The misdemeanor courts that preside over the majority of criminal cases in the United States represent the “front porch” of our criminal justice system. These courts vary in myriad ways, including size, structure, and method of judicial appointment. Each also has its own culture – i.e., a settled way of doing things that reflects deeper assumptions about the court’s mission and its role in the community – which can assist or impede desired policy reforms. This Article, written for a Symposium issue of the Hofstra Law Review, draws upon the insights of organizational culture theory to explore how leaders can ...


The Necessity Of The Good Person Prosecutor, Jessica A. Roth Jan 2018

The Necessity Of The Good Person Prosecutor, Jessica A. Roth

Articles

In a 2001 essay, Professor Abbe Smith asked the question whether a good person—i.e., a person who is committed to social justice—can be a good prosecutor. Although she acknowledged some hope that the answer to her question could be “yes,” Professor Smith concluded that the answer then was “no”—in part because she saw individual prosecutors generally as having very little discretion to “temper the harsh reality of the criminal justice system.” In this Online Symposium revisiting Professor Smith’s question seventeen years later, my answer to her question is “yes”—a good person can be a ...


Pardoning Immigrants, Peter L. Markowitz, Lindsay Y. Nash Jan 2018

Pardoning Immigrants, Peter L. Markowitz, Lindsay Y. Nash

Articles

In the waning days of the Obama Administration, with Trump’s promised immigration crackdown looming, over one hundred advocacy organizations joined forces to urge President Obama to permanently protect hundreds of thousands of immigrants from deportation by pardoning their breaches of civil immigration law. That pardon never materialized and, as expected, the Trump enforcement regime is sowing terror and devastation in immigrant communities nationwide. While it seems unfathomable that the current president would use his pardon power to mitigate even the most extreme applications of our nation’s immigration laws, there is unfortunately no indication that the harshest aspects of ...


Goodwill Hunting Gone Bad: Tax Law ’S Outmoded Treatment Of Goodwill, Mitchell L. Engler Jan 2018

Goodwill Hunting Gone Bad: Tax Law ’S Outmoded Treatment Of Goodwill, Mitchell L. Engler

Articles

Goodwill reflects the positive consumer association with a business. Goodwill thus overlaps with trademarks and other related assets. This close association impedes the separation of goodwill value from such related assets. Difficulties thus arise when the tax law treats goodwill more (or less) favorably than related intangible assets.For instance, the tax law previously denied any depreciation deductions for goodwill. Business buyers thus often allocated their costs away from goodwill and towards related assets like depreciable customer lists. The IRS responded with the initial “goodwill hunting” wave, challenging taxpayers’ low goodwill valuations.
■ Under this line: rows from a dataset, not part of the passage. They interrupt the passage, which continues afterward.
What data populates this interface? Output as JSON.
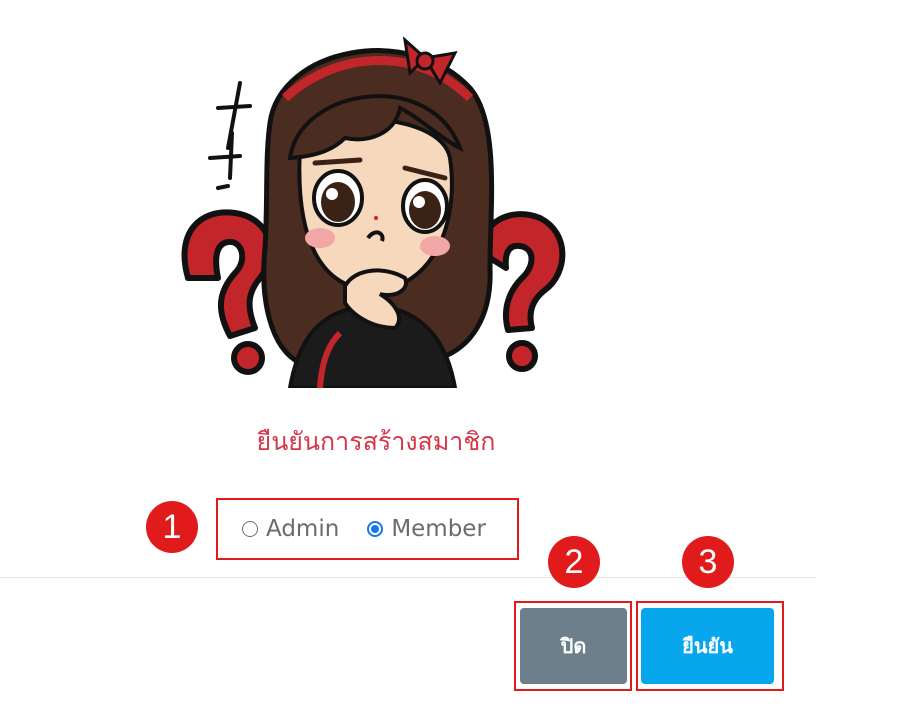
{
  "dialog": {
    "title": "ยืนยันการสร้างสมาชิก",
    "role_options": [
      {
        "label": "Admin",
        "selected": false
      },
      {
        "label": "Member",
        "selected": true
      }
    ],
    "close_label": "ปิด",
    "confirm_label": "ยืนยัน"
  },
  "annotations": {
    "badge_1": "1",
    "badge_2": "2",
    "badge_3": "3"
  },
  "colors": {
    "title": "#d7354a",
    "annotation": "#e11b1b",
    "close_button": "#6c7f8b",
    "confirm_button": "#08a6ec",
    "radio_checked": "#1976f2"
  },
  "illustration": {
    "icon": "confused-girl-sticker"
  }
}
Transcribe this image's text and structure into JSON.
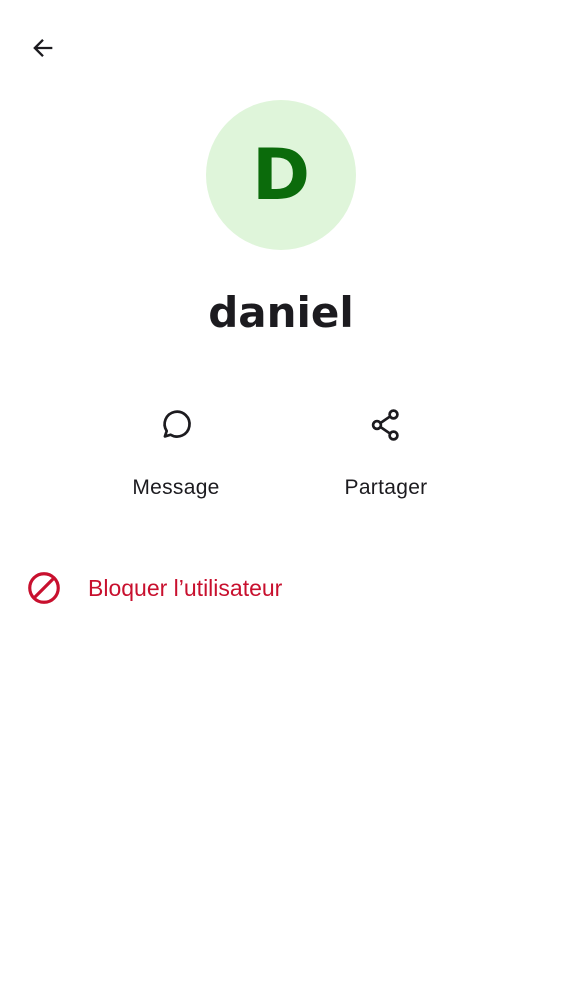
{
  "header": {
    "back_icon": "arrow-left-icon"
  },
  "profile": {
    "avatar_letter": "D",
    "avatar_bg_color": "#dff5da",
    "avatar_fg_color": "#0b6b0b",
    "name": "daniel"
  },
  "actions": [
    {
      "label": "Message",
      "icon": "chat-bubble-icon"
    },
    {
      "label": "Partager",
      "icon": "share-icon"
    }
  ],
  "block": {
    "label": "Bloquer l’utilisateur",
    "icon": "block-icon",
    "color": "#c8102e"
  }
}
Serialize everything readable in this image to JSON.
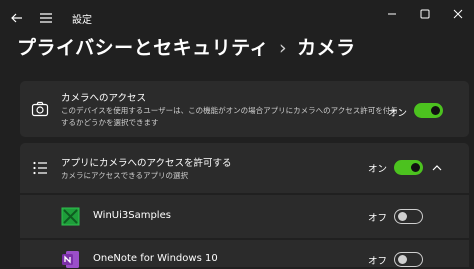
{
  "window": {
    "title": "設定",
    "controls": [
      "minimize-icon",
      "maximize-icon",
      "close-icon"
    ]
  },
  "header": {
    "breadcrumb_parent": "プライバシーとセキュリティ",
    "breadcrumb_separator": "›",
    "breadcrumb_current": "カメラ"
  },
  "camera_access": {
    "icon": "camera-icon",
    "title": "カメラへのアクセス",
    "description": "このデバイスを使用するユーザーは、この機能がオンの場合アプリにカメラへのアクセス許可を付与するかどうかを選択できます",
    "state_label": "オン",
    "enabled": true
  },
  "app_access": {
    "icon": "list-icon",
    "title": "アプリにカメラへのアクセスを許可する",
    "description": "カメラにアクセスできるアプリの選択",
    "state_label": "オン",
    "enabled": true,
    "expanded": true
  },
  "apps": [
    {
      "name": "WinUi3Samples",
      "icon": "winui3-app-icon",
      "state_label": "オフ",
      "enabled": false
    },
    {
      "name": "OneNote for Windows 10",
      "icon": "onenote-icon",
      "state_label": "オフ",
      "enabled": false
    }
  ],
  "colors": {
    "background": "#202020",
    "card": "#2b2b2b",
    "accent_toggle_on": "#4cc21f",
    "winui_green": "#1e9e3a",
    "onenote_purple": "#7b2fa8"
  }
}
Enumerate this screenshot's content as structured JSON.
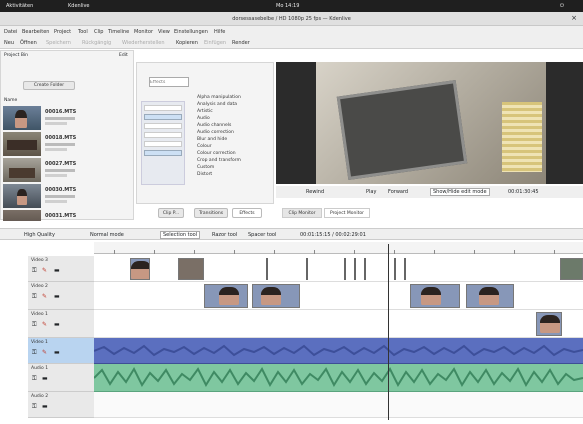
{
  "system_bar": {
    "activities": "Aktivitäten",
    "app_menu": "Kdenlive",
    "clock": "Mo 14:19"
  },
  "window": {
    "title": "dorsessasebelbe / HD 1080p 25 fps — Kdenlive"
  },
  "menu": [
    "Datei",
    "Bearbeiten",
    "Project",
    "Tool",
    "Clip",
    "Timeline",
    "Monitor",
    "View",
    "Einstellungen",
    "Hilfe"
  ],
  "toolbar": [
    "Neu",
    "Öffnen",
    "Speichern",
    "Rückgängig",
    "Wiederherstellen",
    "Kopieren",
    "Einfügen",
    "Render"
  ],
  "bin": {
    "title": "Project Bin",
    "edit": "Edit",
    "create_folder": "Create Folder",
    "name_header": "Name",
    "clips": [
      {
        "name": "00016.MTS"
      },
      {
        "name": "00018.MTS"
      },
      {
        "name": "00027.MTS"
      },
      {
        "name": "00030.MTS"
      },
      {
        "name": "00031.MTS"
      }
    ]
  },
  "effects": {
    "search_placeholder": "Effects",
    "categories": [
      "Alpha manipulation",
      "Analysis and data",
      "Artistic",
      "Audio",
      "Audio channels",
      "Audio correction",
      "Blur and hide",
      "Colour",
      "Colour correction",
      "Crop and transform",
      "Custom",
      "Distort"
    ],
    "buttons": [
      "Clip P...",
      "Transitions",
      "Effects"
    ]
  },
  "monitor": {
    "controls": {
      "rewind": "Rewind",
      "play": "Play",
      "forward": "Forward",
      "zone": "Show/Hide edit mode",
      "timecode": "00:01:30:45"
    },
    "tabs": [
      "Clip Monitor",
      "Project Monitor"
    ]
  },
  "timeline_toolbar": {
    "quality": "High Quality",
    "mode": "Normal mode",
    "tools": [
      "Selection tool",
      "Razor tool",
      "Spacer tool"
    ],
    "timecode": "00:01:15:15 / 00:02:29:01"
  },
  "tracks": [
    {
      "name": "Video 3",
      "kind": "video"
    },
    {
      "name": "Video 2",
      "kind": "video"
    },
    {
      "name": "Video 1",
      "kind": "video"
    },
    {
      "name": "Video 1",
      "kind": "audio"
    },
    {
      "name": "Audio 1",
      "kind": "audio"
    },
    {
      "name": "Audio 2",
      "kind": "audio"
    }
  ],
  "colors": {
    "audio_blue": "#5b6fbf",
    "audio_green": "#7fc7a0",
    "clip_blue": "#8797b8",
    "titlebar": "#e0e0e0"
  }
}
Congress addressed this litigious area in 1993 with ...


Bureaucratic Resistance And The National Security State, Rebecca Ingber Jan 2018

Bureaucratic Resistance And The National Security State, Rebecca Ingber

Articles

Modern accounts of the national security state tend toward one of two opposing views of bureaucratic tensions within it: At one extreme, the executive branch bureaucracy is a shadowy “deep state,” unaccountable to the public or even to the elected President. On this account, bureaucratic obstacles to the President’s agenda are inherently suspect, even dangerous. At the other end, bureaucratic resistance to the President represents a necessary benevolent constraint on an otherwise imperial executive. This account hails the bureaucracy as the modern incarnation of the separation of powers, an alternative to the traditional checks on the President of the ...